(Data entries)
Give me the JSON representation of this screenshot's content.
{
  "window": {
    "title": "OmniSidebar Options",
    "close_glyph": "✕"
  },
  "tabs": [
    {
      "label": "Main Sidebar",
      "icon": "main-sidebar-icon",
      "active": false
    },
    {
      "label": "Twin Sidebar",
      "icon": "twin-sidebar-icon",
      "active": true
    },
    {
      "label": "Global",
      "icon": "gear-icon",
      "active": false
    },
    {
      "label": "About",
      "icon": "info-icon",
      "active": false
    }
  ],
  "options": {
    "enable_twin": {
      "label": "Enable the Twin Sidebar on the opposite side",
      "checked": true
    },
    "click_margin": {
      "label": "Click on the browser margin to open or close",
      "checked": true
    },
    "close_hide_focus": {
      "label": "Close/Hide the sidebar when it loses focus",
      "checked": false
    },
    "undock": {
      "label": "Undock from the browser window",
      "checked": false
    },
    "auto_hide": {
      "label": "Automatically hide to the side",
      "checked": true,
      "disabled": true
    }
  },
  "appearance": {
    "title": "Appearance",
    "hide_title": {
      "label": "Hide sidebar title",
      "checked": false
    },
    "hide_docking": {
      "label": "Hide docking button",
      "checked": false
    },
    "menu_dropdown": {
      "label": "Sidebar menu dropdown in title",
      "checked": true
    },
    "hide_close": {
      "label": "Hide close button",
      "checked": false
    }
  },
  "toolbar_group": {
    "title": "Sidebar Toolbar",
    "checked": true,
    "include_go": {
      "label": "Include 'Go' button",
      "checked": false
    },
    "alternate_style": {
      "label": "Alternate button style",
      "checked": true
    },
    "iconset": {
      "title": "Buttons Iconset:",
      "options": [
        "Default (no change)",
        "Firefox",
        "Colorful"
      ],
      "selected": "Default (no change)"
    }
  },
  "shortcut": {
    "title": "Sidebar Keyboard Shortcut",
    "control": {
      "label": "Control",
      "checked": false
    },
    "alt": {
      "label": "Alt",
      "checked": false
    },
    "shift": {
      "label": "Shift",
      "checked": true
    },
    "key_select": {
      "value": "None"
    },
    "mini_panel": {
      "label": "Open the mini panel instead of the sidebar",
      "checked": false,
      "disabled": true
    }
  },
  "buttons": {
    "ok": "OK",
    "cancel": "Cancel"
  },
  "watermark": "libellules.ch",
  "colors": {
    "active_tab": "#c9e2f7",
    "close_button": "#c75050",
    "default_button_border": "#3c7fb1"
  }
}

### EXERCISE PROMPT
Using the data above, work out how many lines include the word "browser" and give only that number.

### WRITTEN RESPONSE
2